City of Joburg takes action to resolve water crisis

City of Joburg takes action to resolve water crisis. Picture: File

City of Joburg takes action to resolve water crisis. Picture: File

Published Mar 12, 2024


Johannesburg Water spokesperson Nombuso Shabalala says about 50% of the systems in Johannesburg are supplied or fed by the Rand Water Eikenhof pump station, which explains the impact of what Joburg is experiencing.

The current water supply challenges in some sections of the city were caused by two events at Rand Water’s Eikenhof pump station as a result of City Power outages. One on Sunday, March 3, was followed by another on Monday, March 4. These two incidents affected the stability of various reservoirs in the Johannesburg Water System.
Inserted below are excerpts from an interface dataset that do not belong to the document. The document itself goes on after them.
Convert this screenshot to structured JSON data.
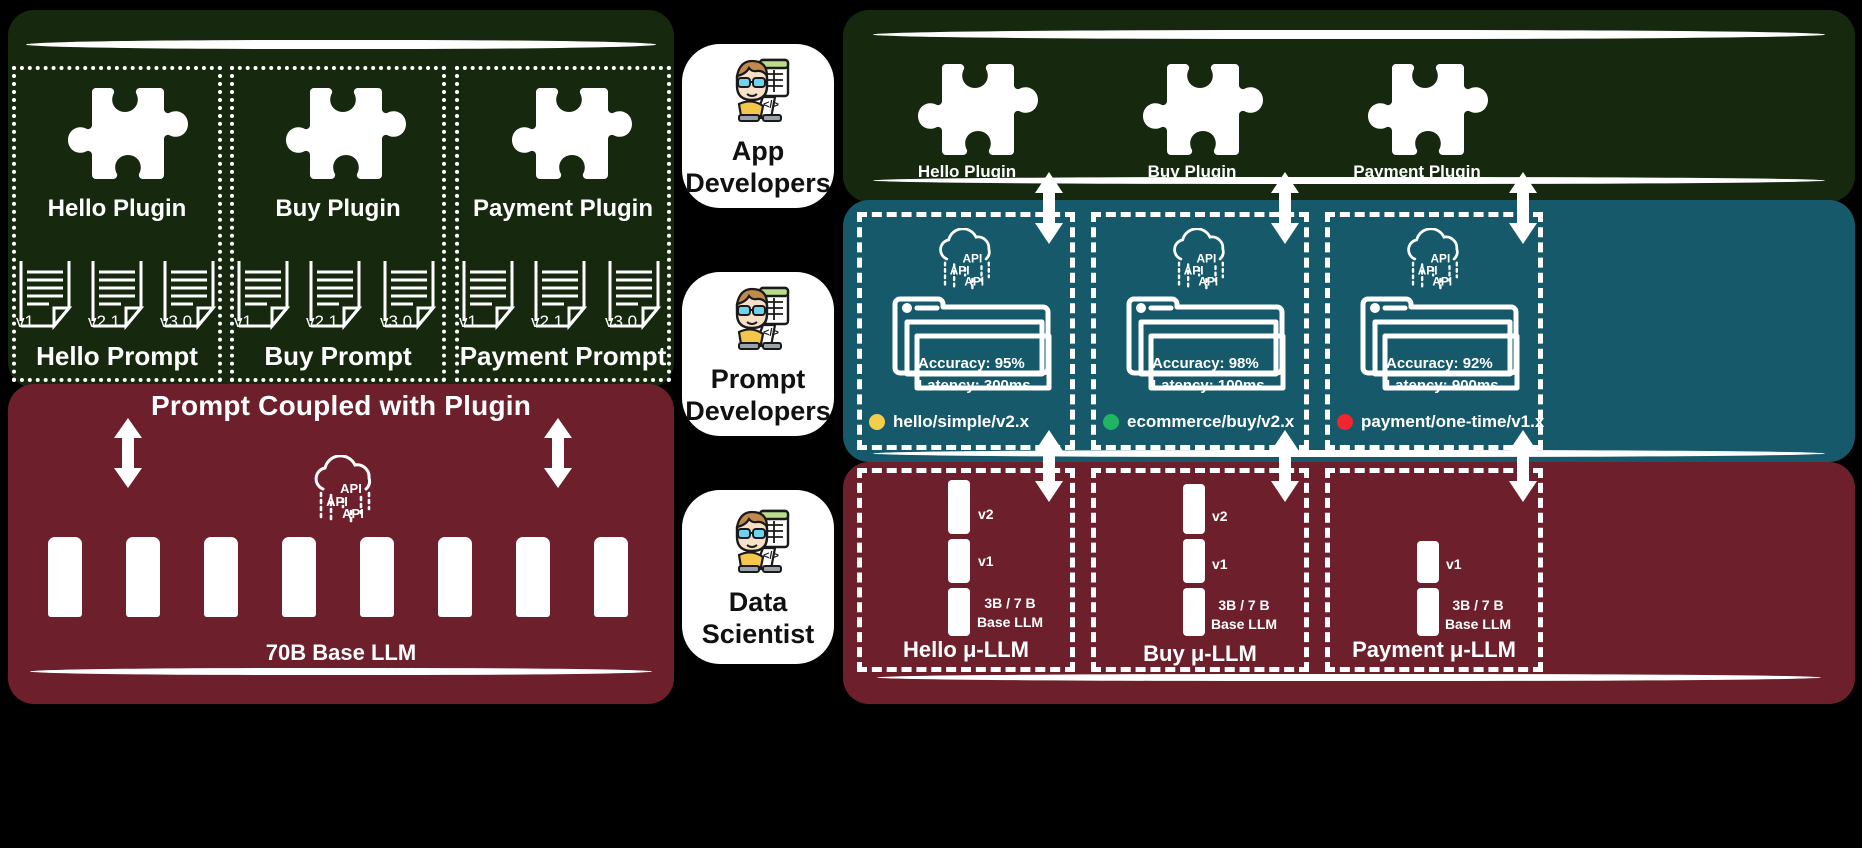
{
  "left_panel": {
    "columns": [
      {
        "plugin_label": "Hello Plugin",
        "prompt_label": "Hello Prompt",
        "versions": [
          "v1",
          "v2.1",
          "v3.0"
        ]
      },
      {
        "plugin_label": "Buy Plugin",
        "prompt_label": "Buy Prompt",
        "versions": [
          "v1",
          "v2.1",
          "v3.0"
        ]
      },
      {
        "plugin_label": "Payment Plugin",
        "prompt_label": "Payment Prompt",
        "versions": [
          "v1",
          "v2.1",
          "v3.0"
        ]
      }
    ],
    "coupling_banner": "Prompt Coupled with Plugin",
    "base_llm_label": "70B Base LLM",
    "api_icon_text": [
      "API",
      "API",
      "API"
    ],
    "bar_count": 8
  },
  "personas": [
    {
      "title": "App\nDevelopers",
      "icon": "developer-avatar-icon"
    },
    {
      "title": "Prompt\nDevelopers",
      "icon": "developer-avatar-icon"
    },
    {
      "title": "Data\nScientist",
      "icon": "developer-avatar-icon"
    }
  ],
  "right_panel": {
    "plugins": [
      {
        "label": "Hello Plugin"
      },
      {
        "label": "Buy Plugin"
      },
      {
        "label": "Payment Plugin"
      }
    ],
    "prompt_registries": [
      {
        "accuracy": "Accuracy: 95%",
        "latency": "Latency: 300ms",
        "model_path": "hello/simple/v2.x",
        "dot_color": "#f2ce4b"
      },
      {
        "accuracy": "Accuracy: 98%",
        "latency": "Latency: 100ms",
        "model_path": "ecommerce/buy/v2.x",
        "dot_color": "#1fb562"
      },
      {
        "accuracy": "Accuracy: 92%",
        "latency": "Latency: 900ms",
        "model_path": "payment/one-time/v1.x",
        "dot_color": "#f0262c"
      }
    ],
    "micro_llms": [
      {
        "label": "Hello μ-LLM",
        "versions": [
          "v2",
          "v1"
        ],
        "base_size": "3B / 7 B",
        "base_caption": "Base LLM"
      },
      {
        "label": "Buy μ-LLM",
        "versions": [
          "v2",
          "v1"
        ],
        "base_size": "3B / 7 B",
        "base_caption": "Base LLM"
      },
      {
        "label": "Payment μ-LLM",
        "versions": [
          "v1"
        ],
        "base_size": "3B / 7 B",
        "base_caption": "Base LLM"
      }
    ]
  },
  "colors": {
    "green_panel": "#16290f",
    "maroon_panel": "#6e1f2c",
    "teal_panel": "#15596b",
    "background": "#000000",
    "stroke": "#ffffff"
  }
}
Shabalala added that their systems will take time to recover. Randburg, Roodepoort, Soweto, Johannesburg South, and Johannesburg Central have all been affected. The majority of areas have recovered; however, the Linden 1 and Blairgowrie reservoirs, which supply some portions of Randburg, are still recovering.

“This is because water is not like electricity; you can’t simply flip a switch and it turns back on. Water flows through a 12 400km pipeline that connects several systems around Johannesburg.

“While alternative water supply cannot replace the convenience provided by constant and normal supply, as an intervention and to assist our residents, we have 35 water tankers providing emergency water supply to affected areas.

“The Linden 1 reservoir and tower are the highest in terms of elevation, meaning water will fill up low-lying areas first and high-lying areas last. The water systems are complex in nature with many variables, like pressure, flow, and gravity.

“The technical teams from Rand Water and Johannesburg Water are currently reconfiguring the system. This is in order to boost supply, as the supply pressure is poor and cannot reach the Linden 1 reservoir and tower, including Blairgowrie, until supply pressure improves substantially.

“However, this is the function of the bulk supplier system, which has not recovered enough to provide adequate pressure and flows into the Johannesburg Water system.

“Johannesburg Water, together with Rand Water technical teams, conducted a site inspection on Monday afternoon, March 11, as part of investigations into the poor water supply going into the Linden 1 and Blairgowrie systems in Randburg.

“The reduced flow into Johannesburg Water’s Linden 1 and Blairgowrie reservoirs is mainly due to the increase in demand caused by hot weather conditions as well as reservoirs being critically low to empty. Furthermore, airlocks have been flushed out of the network to improve water flow,” Shabalala said.

Shabalala further stated the steps that will be taken to bring some relief to the two systems:

1. Pipework modification will be done to boost water supply in the lower-lying areas of Blairgowrie.

2. Johannesburg Water has requested Rand Water to reconfigure its systems to boost water into the Linden 1 reservoir supply feed.

3. The teams will also reconfigure the system to boost supply into the Kensington B tower zone so that customers can have improved supply.

The above-mentioned solutions will not only bring some relief to Johannesburg Water customers, but will also assist Rand Water systems to recover quicker.

Updates will be provided to customers.

• Areas supplied by Linden 1 and 2 reservoirs.

• Areas supplied by Blairgowrie Reservoir.

The Star

Nobukhosi Tshabalala